Data records for software interfaces
_ _ _ _ _ _ _

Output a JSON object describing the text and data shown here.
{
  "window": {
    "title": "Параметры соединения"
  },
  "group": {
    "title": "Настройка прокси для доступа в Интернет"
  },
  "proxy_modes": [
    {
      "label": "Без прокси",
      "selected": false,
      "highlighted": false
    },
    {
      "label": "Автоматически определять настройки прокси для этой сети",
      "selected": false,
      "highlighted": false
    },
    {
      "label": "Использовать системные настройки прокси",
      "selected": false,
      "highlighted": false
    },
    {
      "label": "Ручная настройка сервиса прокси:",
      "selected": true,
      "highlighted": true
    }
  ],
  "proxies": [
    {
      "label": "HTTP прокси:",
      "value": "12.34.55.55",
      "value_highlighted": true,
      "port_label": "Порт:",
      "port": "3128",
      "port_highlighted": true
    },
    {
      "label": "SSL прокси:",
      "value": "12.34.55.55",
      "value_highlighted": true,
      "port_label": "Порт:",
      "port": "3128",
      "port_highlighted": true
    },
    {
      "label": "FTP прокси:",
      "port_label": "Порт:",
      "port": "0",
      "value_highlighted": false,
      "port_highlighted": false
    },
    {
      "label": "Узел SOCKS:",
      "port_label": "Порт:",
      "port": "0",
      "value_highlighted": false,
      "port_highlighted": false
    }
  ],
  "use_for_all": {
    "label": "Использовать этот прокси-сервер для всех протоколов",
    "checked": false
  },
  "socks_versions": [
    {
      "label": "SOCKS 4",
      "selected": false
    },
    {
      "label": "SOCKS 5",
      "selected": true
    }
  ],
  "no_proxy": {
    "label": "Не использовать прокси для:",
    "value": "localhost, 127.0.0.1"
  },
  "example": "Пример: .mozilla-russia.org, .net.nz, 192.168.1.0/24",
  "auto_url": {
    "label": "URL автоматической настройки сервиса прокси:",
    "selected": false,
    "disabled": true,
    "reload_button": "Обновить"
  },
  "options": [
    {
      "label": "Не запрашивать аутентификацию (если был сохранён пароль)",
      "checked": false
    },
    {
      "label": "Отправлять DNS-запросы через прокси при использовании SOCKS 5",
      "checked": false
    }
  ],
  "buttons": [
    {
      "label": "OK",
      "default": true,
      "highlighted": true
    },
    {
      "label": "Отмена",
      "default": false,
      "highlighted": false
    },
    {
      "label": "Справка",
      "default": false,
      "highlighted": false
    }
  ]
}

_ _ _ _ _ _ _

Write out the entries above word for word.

* Output for this exercise:
Output a JSON object describing the text and data shown here.
{
  "window": {
    "title": "Параметры соединения"
  },
  "group": {
    "title": "Настройка прокси для доступа в Интернет"
  },
  "proxy_modes": [
    {
      "label": "Без прокси",
      "selected": false,
      "highlighted": false
    },
    {
      "label": "Автоматически определять настройки прокси для этой сети",
      "selected": false,
      "highlighted": false
    },
    {
      "label": "Использовать системные настройки прокси",
      "selected": false,
      "highlighted": false
    },
    {
      "label": "Ручная настройка сервиса прокси:",
      "selected": true,
      "highlighted": true
    }
  ],
  "proxies": [
    {
      "label": "HTTP прокси:",
      "value": "12.34.55.55",
      "value_highlighted": true,
      "port_label": "Порт:",
      "port": "3128",
      "port_highlighted": true
    },
    {
      "label": "SSL прокси:",
      "value": "12.34.55.55",
      "value_highlighted": true,
      "port_label": "Порт:",
      "port": "3128",
      "port_highlighted": true
    },
    {
      "label": "FTP прокси:",
      "port_label": "Порт:",
      "port": "0",
      "value_highlighted": false,
      "port_highlighted": false
    },
    {
      "label": "Узел SOCKS:",
      "port_label": "Порт:",
      "port": "0",
      "value_highlighted": false,
      "port_highlighted": false
    }
  ],
  "use_for_all": {
    "label": "Использовать этот прокси-сервер для всех протоколов",
    "checked": false
  },
  "socks_versions": [
    {
      "label": "SOCKS 4",
      "selected": false
    },
    {
      "label": "SOCKS 5",
      "selected": true
    }
  ],
  "no_proxy": {
    "label": "Не использовать прокси для:",
    "value": "localhost, 127.0.0.1"
  },
  "example": "Пример: .mozilla-russia.org, .net.nz, 192.168.1.0/24",
  "auto_url": {
    "label": "URL автоматической настройки сервиса прокси:",
    "selected": false,
    "disabled": true,
    "reload_button": "Обновить"
  },
  "options": [
    {
      "label": "Не запрашивать аутентификацию (если был сохранён пароль)",
      "checked": false
    },
    {
      "label": "Отправлять DNS-запросы через прокси при использовании SOCKS 5",
      "checked": false
    }
  ],
  "buttons": [
    {
      "label": "OK",
      "default": true,
      "highlighted": true
    },
    {
      "label": "Отмена",
      "default": false,
      "highlighted": false
    },
    {
      "label": "Справка",
      "default": false,
      "highlighted": false
    }
  ]
}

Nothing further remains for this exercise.